Making Climate Change Personal: 8th Graders Explore What One Person Can Do
Sophie Shulman

In the fall of 2020, the Bay Area skies turned dark orange. It was a particularly destructive fire season, and the ominous orange skies served as a stark reminder of the fragility of our natural environment. Eighth grade science teacher Suzanne Alpert found herself fielding many questions from her students about wildfires and climate change. So she decided to build a standalone unit to address their questions and help them better understand what was happening and why—and what could be done to protect our environment. Four years later, the unit is still an impactful learning experience for 8th graders.

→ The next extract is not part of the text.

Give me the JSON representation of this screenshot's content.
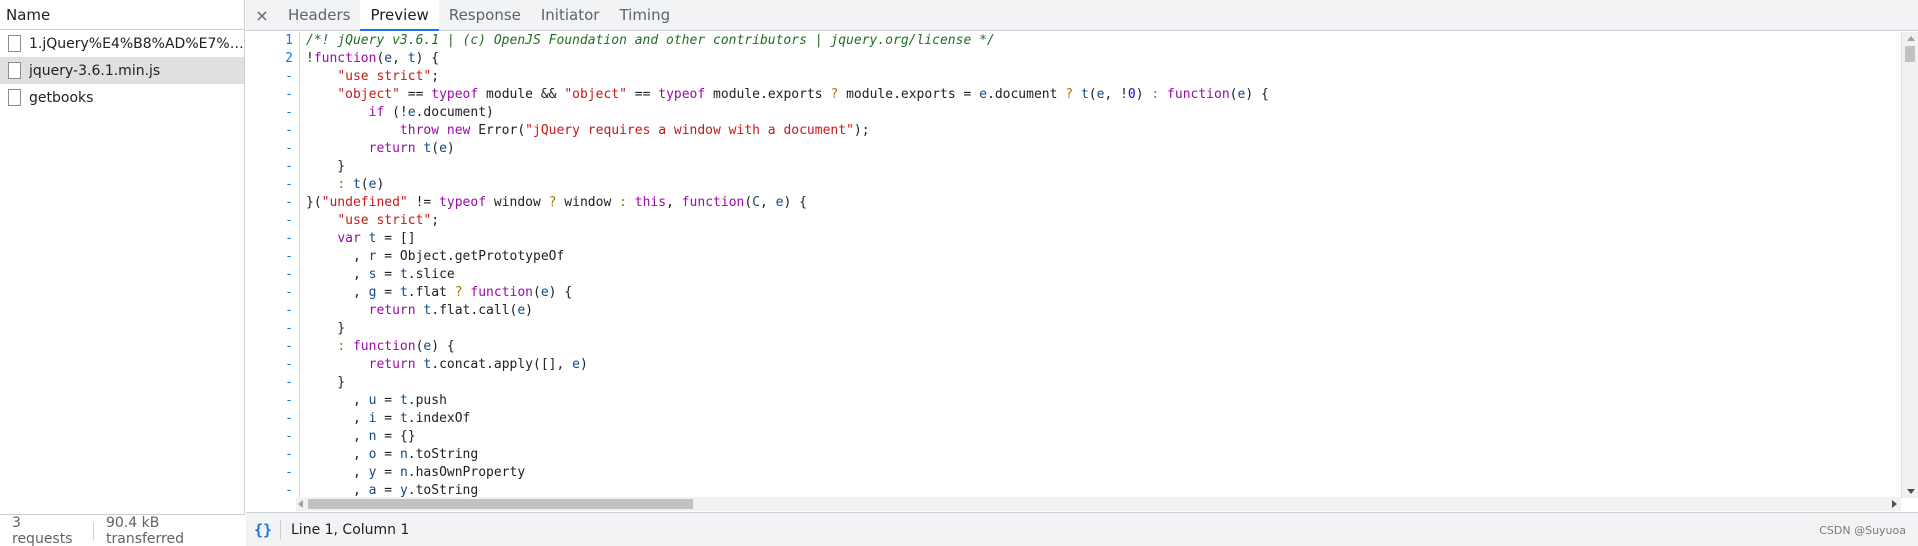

“Students are really at the center of this unit,” says Suzanne. “Their own curiosities drive the direction of the topics they dive into, which also align with national science standards.”

In addition to an overview of climate change, students engage in seven mini lessons that cover topics such as wildfires, droughts, ocean, plastic, and food waste. Then, they have the opportunity to select their own topic of interest and create a project in any modality—research paper, website, slide deck, podcast, or movie—that reflects what they’ve learned. They are also required to research organizations that are addressing their specific topic of choice and one intention for themselves they can implement within a set period of time. “Students consider how their actions can be magnified and how they can make a difference,” says Suzanne. Many students were inspired by their own passions and experiences; for example, one student noticed plastic in the water while surfing, a second student interested in sustainability chose to investigate how sustainable agriculture practices aid food security, and an aviation enthusiast was curious about how to make more sustainable fuels for airplanes.

Suzanne sparks a conversation about how young people, like our 8th graders, have increasingly become advocates for addressing climate change. “Students always ask if one person can really make a difference,” says Suzanne. “We talk about our own responsibility as world citizens and how students can spread their knowledge so others can also take action.” This year, 8th graders created posters about climate change to hang outside the 4th and 5th grade classrooms. They also made postcards depicting what the world would look like if they could limit climate change in relation to the issue they studied. They visited 2nd grade classrooms to give their handmade postcards to students, read stories about climate change, and talk about what they liked about Earth. Additionally, several 8th graders presented their work at a divisional assembly in early March; specifically, they spoke about the positive impact of biking versus driving to school, how to dispose of lunch at Mark Day correctly, and skin care routines that can limit climate change.

“We know that sometimes, with this new knowledge, students can feel anxious about climate change,” says Suzanne. “We intentionally end the unit on a hopeful note, including sharing their knowledge with younger students, so they can see their intentions have a positive ripple effect on the wider community.